You know you're getting old when you analyze whether the situation is worth the risk or be safe and don't proceed. I guess the word isn't "old" but I think you get my drift. When we are young and invincible, we look at things as an adventure, worth the adrenaline rush. When we realize that, hey I could potentially get hurt and then money won't be coming in, bills won't be paid, and will I still have a job; our view of adventure changes. West glacier trail did this to me on Saturday.
The trail begins nice and flat. It is wide and well maintained and the majority of the ice has melted. I just love to see the waterfalls but I always feel the pictures don't do justice. After about a mile or so the trail goes into switchbacks as it ascends the mountain side of Mt McGinnis. There is a nice bench to catch your breath and catch a view of Mendenhall lake. Weather was great for the end of March; I believe it reached 56 degrees. Winter coat is put away!!!
Still looking for wild life! Today, I only saw this bird who I believe was preening for the girls. Charlie made it difficult to get good pictures, but here are a few that I did get.
So I reach the split in the trail where you can continue up Mount McGinnis or continue with the west glacier trail which should lead you to the "backside" of the glacier. You actually don't go backside because the glacier goes on for miles, but you are able to look across it toward the visitor center. Just a really neat perspective of the glacier.

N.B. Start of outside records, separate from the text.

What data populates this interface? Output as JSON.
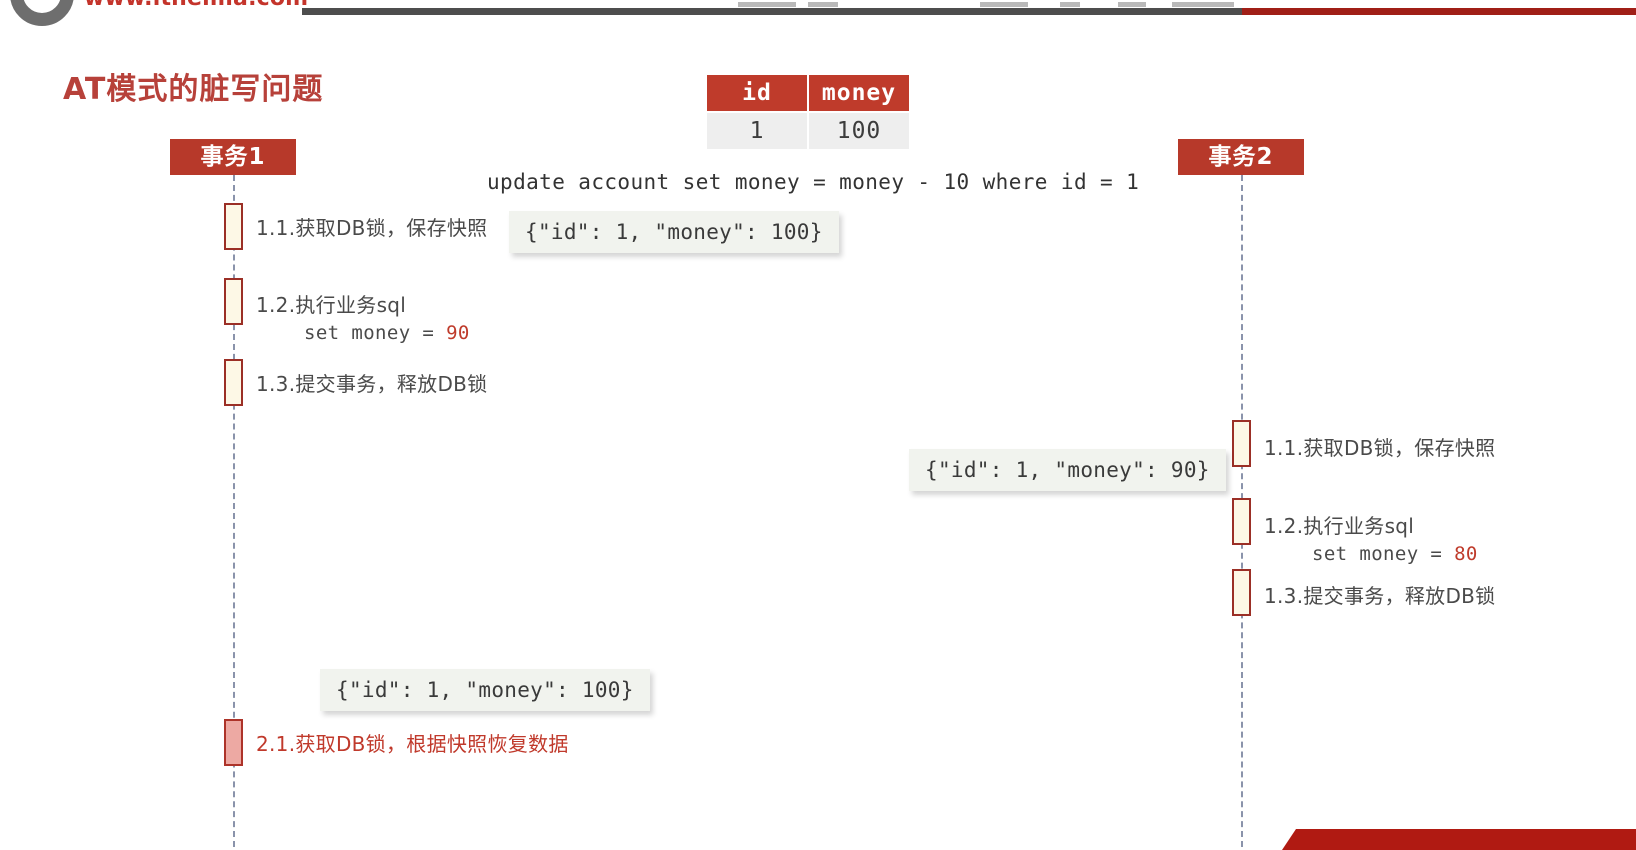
{
  "header": {
    "logo_icon": "itheima-ring-logo",
    "url_text": "www.itheima.com"
  },
  "title": "AT模式的脏写问题",
  "account_table": {
    "columns": [
      "id",
      "money"
    ],
    "rows": [
      [
        "1",
        "100"
      ]
    ]
  },
  "sql_statement": "update account set money = money - 10 where id = 1",
  "transactions": [
    {
      "actor_label": "事务1",
      "steps": [
        {
          "label": "1.1.获取DB锁，保存快照",
          "sub": null,
          "state": "normal"
        },
        {
          "label": "1.2.执行业务sql",
          "sub_prefix": "set money = ",
          "sub_value": "90",
          "state": "normal"
        },
        {
          "label": "1.3.提交事务，释放DB锁",
          "sub": null,
          "state": "normal"
        },
        {
          "label": "2.1.获取DB锁，根据快照恢复数据",
          "sub": null,
          "state": "rollback"
        }
      ]
    },
    {
      "actor_label": "事务2",
      "steps": [
        {
          "label": "1.1.获取DB锁，保存快照",
          "sub": null,
          "state": "normal"
        },
        {
          "label": "1.2.执行业务sql",
          "sub_prefix": "set money = ",
          "sub_value": "80",
          "state": "normal"
        },
        {
          "label": "1.3.提交事务，释放DB锁",
          "sub": null,
          "state": "normal"
        }
      ]
    }
  ],
  "callouts": [
    {
      "id": "snapshot-tx1",
      "text": "{\"id\": 1, \"money\": 100}"
    },
    {
      "id": "snapshot-tx2",
      "text": "{\"id\": 1, \"money\": 90}"
    },
    {
      "id": "restore-tx1",
      "text": "{\"id\": 1, \"money\": 100}"
    }
  ],
  "colors": {
    "brand_red": "#bf3b2b",
    "title_red": "#b7413a",
    "actor_red": "#b7392a",
    "activation_fill": "#fdf8e6",
    "activation_border": "#9b2f26",
    "rollback_fill": "#eda9a3",
    "lifeline": "#8a93ab",
    "callout_bg": "#f1f3ee",
    "banner_red": "#b01a12"
  }
}
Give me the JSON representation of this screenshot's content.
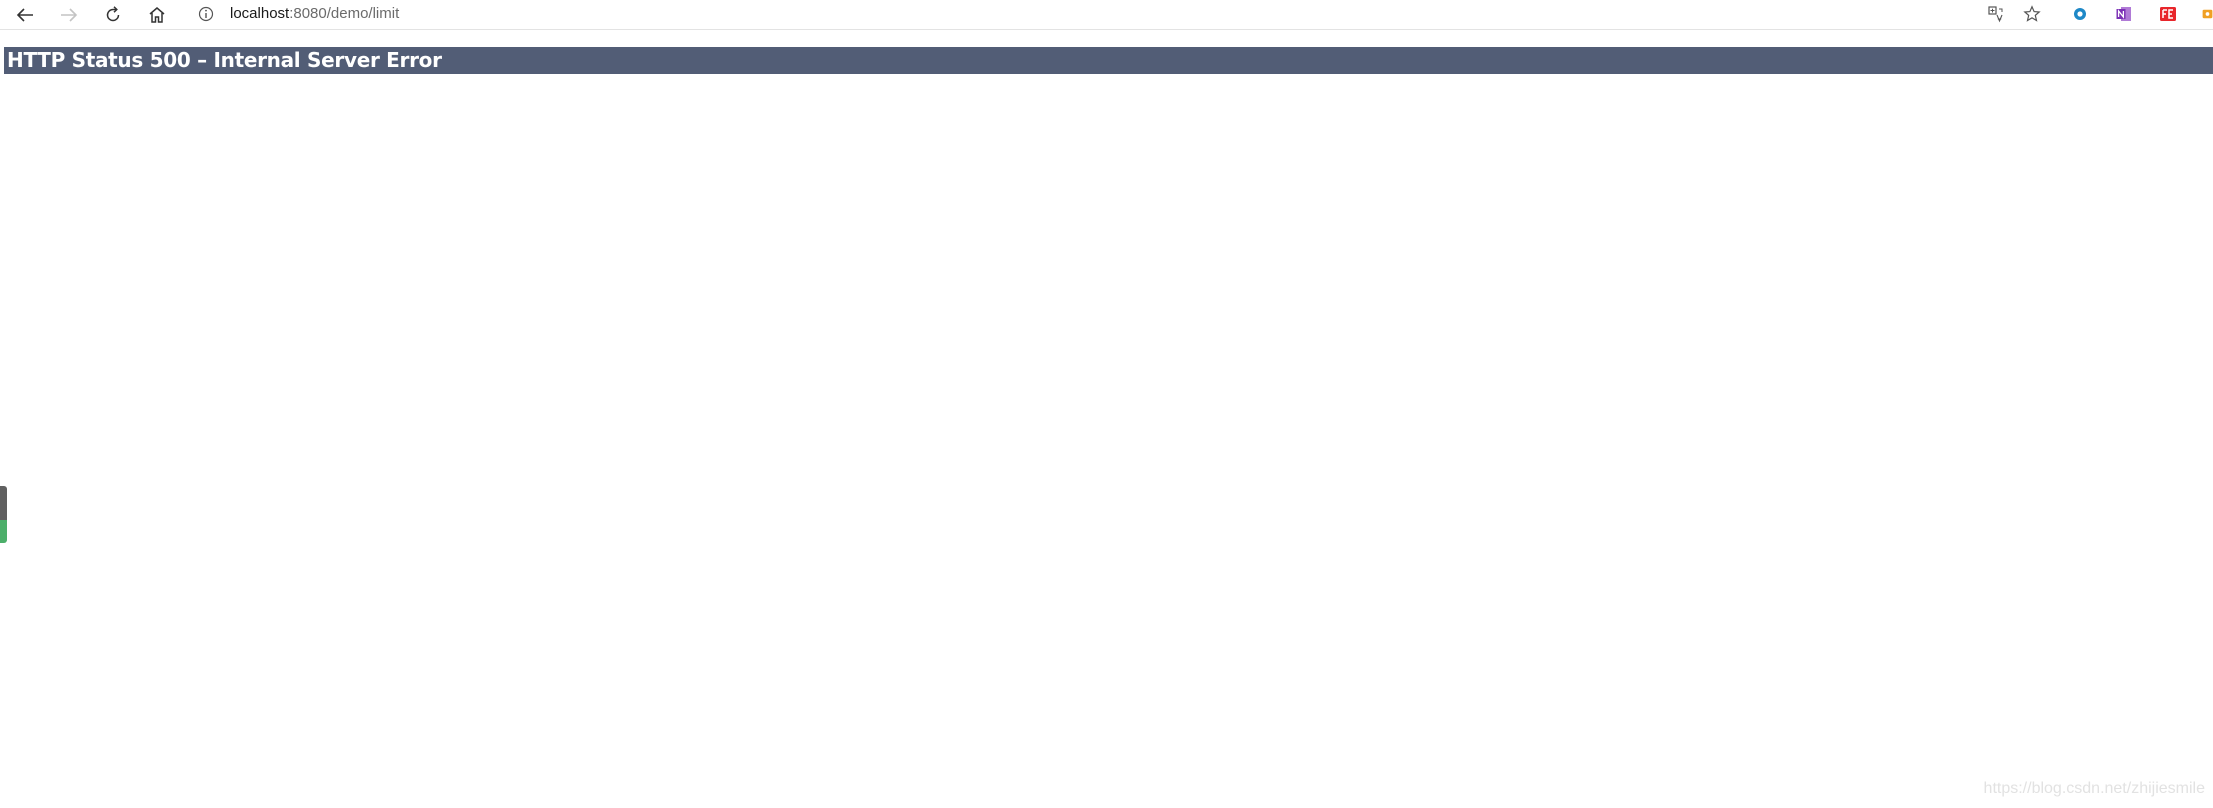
{
  "browser": {
    "url_host": "localhost",
    "url_rest": ":8080/demo/limit",
    "icons": [
      "back-icon",
      "forward-icon",
      "refresh-icon",
      "home-icon",
      "info-icon",
      "translate-icon",
      "star-icon"
    ],
    "extensions": [
      "extension-blue-circle-icon",
      "onenote-icon",
      "fe-extension-icon",
      "extension-orange-icon"
    ]
  },
  "page": {
    "error_title": "HTTP Status 500 – Internal Server Error",
    "header_color": "#525d76",
    "watermark": "https://blog.csdn.net/zhijiesmile"
  }
}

The Trail going up Mount McGinnis is rated as hard, so I don't have it on my "must do before I leave" list. West Glacier on the other hand is on my list. Shortly past the split in the trail you get your first view of the glacier. It is a great place to catch your breath, have a snack and do some photos.
And this is where the maintained trail ends!
I stood staring at this trailhead pondering if I dare try it. Now for those who are avid hikers, are young and adventurous, this would be a no-brainer. But, I only am a modest hiker, and alone. If I had a hiker partner, I would definitely have continued on. In my defense, in the 2.5 miles I hiked, I saw zero other hikers.
I probably stood at this trail head for about 10 minutes debating. I kept wondering, is this the easy part, does it get super sketchy, and I have to come back the same way. Oh, and lets not forget, I have Charlie with too! I even called Scott, sent him the picture, and took the advise of safety first. After talking to some locals this week, I found out I probably made the right decision. The most injuries come from that portion of the trail.
On our way back, we began seeing more hikers. Evidently, hiking here in Alaska doesn't start mid morning. It seems that I meet most hikers after the noon hour. Charlie and I had a great day!